Today, we’re going to tackle the age-old debate: Is whole milk healthy or not? Many believe that going for reduced-fat or non-fat milk means that you’re automatically drinking healthier, but is this really the case? Let’s dive into what whole milk actually is and whether or not it’s actually healthy for you.
On the Healthy Side
Whole milk has been a staple in many households for generations, known for its rich and satisfying taste. But is it good for you? Well, the answer isn’t black and white. Whole milk contains essential nutrients like calcium, vitamin D, and protein, which are all important for maintaining a healthy diet. These nutrients support strong bones, promote muscle growth, and contribute to overall well-being.
On the Not-So-Healthy Side
On the flip side, whole milk is higher in saturated fat compared to lower-fat alternatives. This has led to concerns about its impact on heart health. However, recent studies have challenged the notion that saturated fat alone is detrimental. It’s important to consider the overall balance of your diet and lifestyle choices when evaluating the healthfulness of whole milk.

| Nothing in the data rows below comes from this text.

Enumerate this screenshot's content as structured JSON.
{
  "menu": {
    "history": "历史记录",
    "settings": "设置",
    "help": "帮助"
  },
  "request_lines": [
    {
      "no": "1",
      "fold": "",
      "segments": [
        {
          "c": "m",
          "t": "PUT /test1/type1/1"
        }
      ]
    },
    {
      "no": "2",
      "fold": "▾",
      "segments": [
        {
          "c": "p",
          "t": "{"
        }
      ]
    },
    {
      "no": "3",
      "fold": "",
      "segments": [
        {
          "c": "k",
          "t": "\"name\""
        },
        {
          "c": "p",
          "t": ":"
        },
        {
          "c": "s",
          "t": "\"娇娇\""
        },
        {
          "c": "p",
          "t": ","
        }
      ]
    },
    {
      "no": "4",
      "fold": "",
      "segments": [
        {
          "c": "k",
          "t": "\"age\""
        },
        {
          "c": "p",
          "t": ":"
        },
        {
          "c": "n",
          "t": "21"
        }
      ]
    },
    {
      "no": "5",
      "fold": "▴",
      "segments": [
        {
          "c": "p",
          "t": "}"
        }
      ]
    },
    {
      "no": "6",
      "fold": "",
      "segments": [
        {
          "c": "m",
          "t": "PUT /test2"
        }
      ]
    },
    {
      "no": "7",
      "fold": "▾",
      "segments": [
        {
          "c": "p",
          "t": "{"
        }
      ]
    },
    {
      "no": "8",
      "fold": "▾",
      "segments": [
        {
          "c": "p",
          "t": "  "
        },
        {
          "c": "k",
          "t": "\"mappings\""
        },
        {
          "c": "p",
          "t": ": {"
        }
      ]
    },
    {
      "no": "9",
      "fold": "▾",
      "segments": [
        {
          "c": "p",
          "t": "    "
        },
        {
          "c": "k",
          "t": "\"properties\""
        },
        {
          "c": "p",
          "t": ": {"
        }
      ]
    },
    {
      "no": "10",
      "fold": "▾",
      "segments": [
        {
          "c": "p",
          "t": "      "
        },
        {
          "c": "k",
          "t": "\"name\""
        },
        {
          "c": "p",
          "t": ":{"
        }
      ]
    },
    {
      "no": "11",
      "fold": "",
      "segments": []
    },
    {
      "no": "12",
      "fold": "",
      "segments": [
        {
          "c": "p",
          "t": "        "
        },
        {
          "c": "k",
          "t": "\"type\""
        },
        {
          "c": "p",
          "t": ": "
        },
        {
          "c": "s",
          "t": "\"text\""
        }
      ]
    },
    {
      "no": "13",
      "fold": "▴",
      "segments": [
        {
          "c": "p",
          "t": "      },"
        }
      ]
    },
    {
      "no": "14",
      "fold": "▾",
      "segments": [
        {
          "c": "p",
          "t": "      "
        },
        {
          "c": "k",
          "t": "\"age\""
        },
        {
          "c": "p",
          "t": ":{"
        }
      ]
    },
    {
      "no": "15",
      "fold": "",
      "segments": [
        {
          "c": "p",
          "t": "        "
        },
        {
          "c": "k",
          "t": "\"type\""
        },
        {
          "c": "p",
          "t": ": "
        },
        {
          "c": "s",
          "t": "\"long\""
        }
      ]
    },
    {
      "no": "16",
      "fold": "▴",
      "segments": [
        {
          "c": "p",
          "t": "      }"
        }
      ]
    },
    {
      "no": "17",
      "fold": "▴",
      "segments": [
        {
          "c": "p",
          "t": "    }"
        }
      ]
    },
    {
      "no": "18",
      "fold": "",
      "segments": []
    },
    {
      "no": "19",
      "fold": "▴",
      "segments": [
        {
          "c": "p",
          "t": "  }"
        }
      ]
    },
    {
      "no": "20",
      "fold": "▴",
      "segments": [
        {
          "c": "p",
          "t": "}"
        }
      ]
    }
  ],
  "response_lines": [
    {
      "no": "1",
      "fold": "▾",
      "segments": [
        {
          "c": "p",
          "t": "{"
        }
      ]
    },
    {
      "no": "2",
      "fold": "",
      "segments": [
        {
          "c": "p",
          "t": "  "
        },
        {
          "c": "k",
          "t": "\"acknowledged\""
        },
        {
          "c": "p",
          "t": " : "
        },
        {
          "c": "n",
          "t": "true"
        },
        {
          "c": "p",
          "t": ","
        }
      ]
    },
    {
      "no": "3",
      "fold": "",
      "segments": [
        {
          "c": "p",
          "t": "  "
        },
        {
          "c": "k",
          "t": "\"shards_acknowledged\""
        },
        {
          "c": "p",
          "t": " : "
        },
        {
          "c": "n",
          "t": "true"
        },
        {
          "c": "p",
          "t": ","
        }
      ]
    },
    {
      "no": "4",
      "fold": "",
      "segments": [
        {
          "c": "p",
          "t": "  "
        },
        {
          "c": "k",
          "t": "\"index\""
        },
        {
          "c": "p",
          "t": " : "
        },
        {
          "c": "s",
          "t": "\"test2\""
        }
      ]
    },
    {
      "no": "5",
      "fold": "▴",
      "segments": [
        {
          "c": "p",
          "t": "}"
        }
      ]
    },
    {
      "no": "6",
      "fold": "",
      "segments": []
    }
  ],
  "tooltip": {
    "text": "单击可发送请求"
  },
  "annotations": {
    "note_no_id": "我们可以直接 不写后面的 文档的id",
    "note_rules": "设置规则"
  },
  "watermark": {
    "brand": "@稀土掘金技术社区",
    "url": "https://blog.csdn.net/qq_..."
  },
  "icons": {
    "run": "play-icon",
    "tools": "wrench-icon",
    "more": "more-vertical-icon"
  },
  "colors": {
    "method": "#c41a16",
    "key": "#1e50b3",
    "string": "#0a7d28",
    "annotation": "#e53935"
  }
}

Ultimately, the key is moderation and personal preference. If you enjoy the taste and your body tolerates it well, there’s no need to eliminate whole milk from your diet.